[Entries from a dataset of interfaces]
-=-=-=-=-

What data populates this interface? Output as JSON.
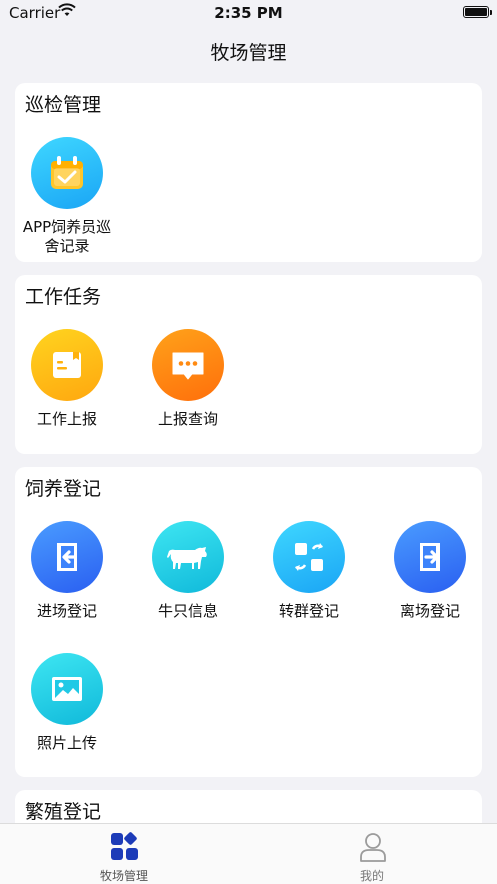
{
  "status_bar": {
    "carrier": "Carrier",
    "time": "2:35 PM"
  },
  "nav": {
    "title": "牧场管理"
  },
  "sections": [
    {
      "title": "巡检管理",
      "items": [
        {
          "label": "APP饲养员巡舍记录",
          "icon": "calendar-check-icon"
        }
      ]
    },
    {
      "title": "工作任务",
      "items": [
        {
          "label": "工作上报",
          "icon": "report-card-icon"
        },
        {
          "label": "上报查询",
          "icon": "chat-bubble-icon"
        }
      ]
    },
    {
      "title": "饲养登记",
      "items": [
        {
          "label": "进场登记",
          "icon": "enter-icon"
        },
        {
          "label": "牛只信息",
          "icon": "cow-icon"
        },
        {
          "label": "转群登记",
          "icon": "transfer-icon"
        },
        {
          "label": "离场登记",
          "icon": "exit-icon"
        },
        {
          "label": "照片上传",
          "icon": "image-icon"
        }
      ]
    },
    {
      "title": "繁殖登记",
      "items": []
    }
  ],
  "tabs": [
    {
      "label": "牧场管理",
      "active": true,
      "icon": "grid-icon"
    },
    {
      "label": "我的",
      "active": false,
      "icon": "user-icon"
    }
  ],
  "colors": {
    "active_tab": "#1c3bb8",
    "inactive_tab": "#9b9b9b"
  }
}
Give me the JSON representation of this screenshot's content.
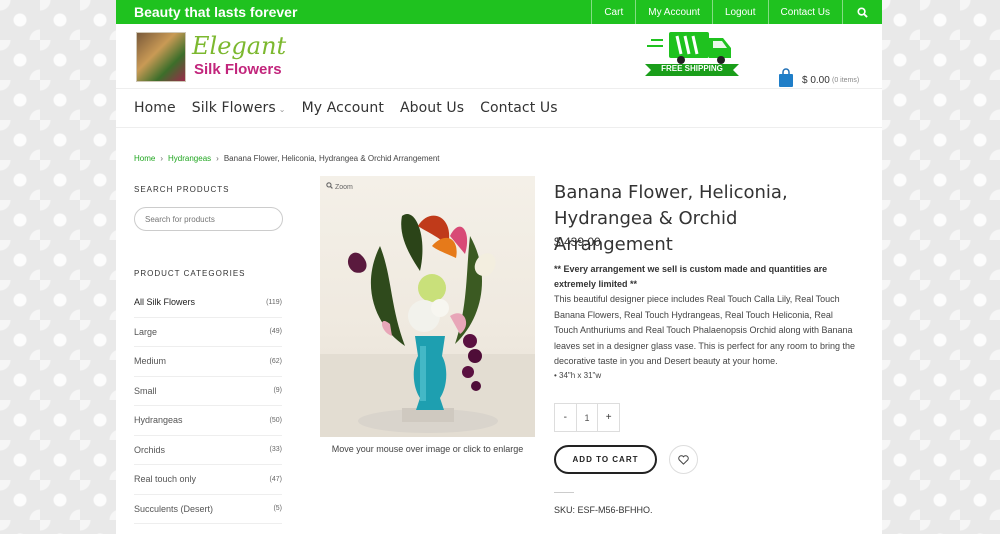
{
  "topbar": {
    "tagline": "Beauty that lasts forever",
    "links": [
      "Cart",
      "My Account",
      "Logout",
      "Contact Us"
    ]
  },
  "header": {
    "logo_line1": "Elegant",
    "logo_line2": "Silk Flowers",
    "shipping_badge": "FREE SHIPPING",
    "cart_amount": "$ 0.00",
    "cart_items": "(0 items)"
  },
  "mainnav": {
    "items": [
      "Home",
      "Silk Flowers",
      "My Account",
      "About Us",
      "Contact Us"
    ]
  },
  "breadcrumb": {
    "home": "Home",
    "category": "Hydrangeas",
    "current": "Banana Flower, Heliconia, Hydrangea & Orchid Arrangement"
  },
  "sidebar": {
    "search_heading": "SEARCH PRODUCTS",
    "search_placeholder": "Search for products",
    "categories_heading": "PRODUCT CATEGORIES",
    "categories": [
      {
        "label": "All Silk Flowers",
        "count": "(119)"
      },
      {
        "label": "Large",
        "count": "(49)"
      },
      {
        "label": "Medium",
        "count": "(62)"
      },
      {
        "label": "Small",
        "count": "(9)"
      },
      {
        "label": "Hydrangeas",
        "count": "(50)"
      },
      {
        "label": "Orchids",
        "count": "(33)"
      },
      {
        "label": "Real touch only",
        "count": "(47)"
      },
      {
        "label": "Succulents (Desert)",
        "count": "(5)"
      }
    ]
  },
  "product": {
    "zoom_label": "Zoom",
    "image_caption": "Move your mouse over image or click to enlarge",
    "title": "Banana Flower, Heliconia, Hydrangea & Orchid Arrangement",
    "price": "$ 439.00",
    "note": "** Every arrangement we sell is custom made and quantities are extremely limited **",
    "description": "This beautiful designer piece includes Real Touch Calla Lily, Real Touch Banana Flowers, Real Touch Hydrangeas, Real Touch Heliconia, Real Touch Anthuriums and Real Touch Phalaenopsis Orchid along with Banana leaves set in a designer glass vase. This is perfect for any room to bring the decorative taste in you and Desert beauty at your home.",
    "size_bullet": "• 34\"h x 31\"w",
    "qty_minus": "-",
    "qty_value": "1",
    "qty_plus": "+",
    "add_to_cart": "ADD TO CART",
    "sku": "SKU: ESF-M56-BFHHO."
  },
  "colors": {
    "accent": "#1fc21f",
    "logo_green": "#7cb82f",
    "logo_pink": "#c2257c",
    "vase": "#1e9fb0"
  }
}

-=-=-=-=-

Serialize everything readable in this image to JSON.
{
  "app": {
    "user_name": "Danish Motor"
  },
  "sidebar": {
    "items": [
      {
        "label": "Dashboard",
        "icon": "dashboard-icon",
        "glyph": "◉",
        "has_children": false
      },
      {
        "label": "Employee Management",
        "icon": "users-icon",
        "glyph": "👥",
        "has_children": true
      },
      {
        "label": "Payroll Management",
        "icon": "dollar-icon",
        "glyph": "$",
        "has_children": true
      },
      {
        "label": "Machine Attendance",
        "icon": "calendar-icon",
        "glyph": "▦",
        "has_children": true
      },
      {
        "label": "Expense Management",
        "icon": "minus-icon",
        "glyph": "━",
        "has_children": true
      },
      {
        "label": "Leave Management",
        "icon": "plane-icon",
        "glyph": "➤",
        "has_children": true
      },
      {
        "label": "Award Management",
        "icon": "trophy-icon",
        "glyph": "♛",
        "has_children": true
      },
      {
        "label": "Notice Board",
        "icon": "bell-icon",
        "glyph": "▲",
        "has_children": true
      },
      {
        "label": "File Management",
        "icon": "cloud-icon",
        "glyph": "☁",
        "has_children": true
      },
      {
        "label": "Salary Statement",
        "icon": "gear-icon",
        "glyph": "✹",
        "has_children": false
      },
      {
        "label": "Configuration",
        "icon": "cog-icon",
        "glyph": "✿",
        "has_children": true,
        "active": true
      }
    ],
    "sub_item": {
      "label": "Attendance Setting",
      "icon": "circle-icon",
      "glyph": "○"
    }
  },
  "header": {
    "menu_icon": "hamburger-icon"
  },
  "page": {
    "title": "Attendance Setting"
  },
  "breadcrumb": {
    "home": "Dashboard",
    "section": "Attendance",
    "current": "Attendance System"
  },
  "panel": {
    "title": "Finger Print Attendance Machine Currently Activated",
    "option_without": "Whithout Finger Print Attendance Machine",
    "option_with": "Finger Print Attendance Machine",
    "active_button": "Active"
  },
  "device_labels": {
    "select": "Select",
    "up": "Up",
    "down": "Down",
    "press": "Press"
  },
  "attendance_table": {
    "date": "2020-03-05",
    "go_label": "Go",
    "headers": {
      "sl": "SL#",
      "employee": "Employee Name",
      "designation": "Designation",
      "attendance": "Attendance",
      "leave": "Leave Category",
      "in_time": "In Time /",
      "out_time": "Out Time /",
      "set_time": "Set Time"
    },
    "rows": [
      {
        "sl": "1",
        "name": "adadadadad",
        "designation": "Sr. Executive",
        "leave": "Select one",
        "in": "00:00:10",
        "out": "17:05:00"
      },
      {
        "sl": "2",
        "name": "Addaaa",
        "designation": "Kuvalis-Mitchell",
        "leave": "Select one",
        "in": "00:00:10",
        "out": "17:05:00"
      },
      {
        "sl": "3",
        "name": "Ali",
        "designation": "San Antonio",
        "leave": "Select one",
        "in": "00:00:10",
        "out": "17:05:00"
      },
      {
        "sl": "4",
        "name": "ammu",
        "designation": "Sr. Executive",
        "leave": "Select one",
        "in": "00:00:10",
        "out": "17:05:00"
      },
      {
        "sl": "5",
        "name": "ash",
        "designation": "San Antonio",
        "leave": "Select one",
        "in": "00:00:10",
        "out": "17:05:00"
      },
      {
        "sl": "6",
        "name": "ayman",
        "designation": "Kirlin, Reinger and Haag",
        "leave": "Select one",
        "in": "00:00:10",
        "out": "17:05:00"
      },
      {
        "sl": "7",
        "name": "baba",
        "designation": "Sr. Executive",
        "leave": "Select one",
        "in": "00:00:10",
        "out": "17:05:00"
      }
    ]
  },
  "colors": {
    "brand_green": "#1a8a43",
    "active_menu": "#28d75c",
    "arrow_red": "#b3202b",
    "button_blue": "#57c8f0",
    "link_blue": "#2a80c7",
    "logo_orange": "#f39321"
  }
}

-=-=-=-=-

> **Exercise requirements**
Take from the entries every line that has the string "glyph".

> **Answer to the problem**
        "glyph": "◉",
        "glyph": "👥",
        "glyph": "$",
        "glyph": "▦",
        "glyph": "━",
        "glyph": "➤",
        "glyph": "♛",
        "glyph": "▲",
        "glyph": "☁",
        "glyph": "✹",
        "glyph": "✿",
      "glyph": "○"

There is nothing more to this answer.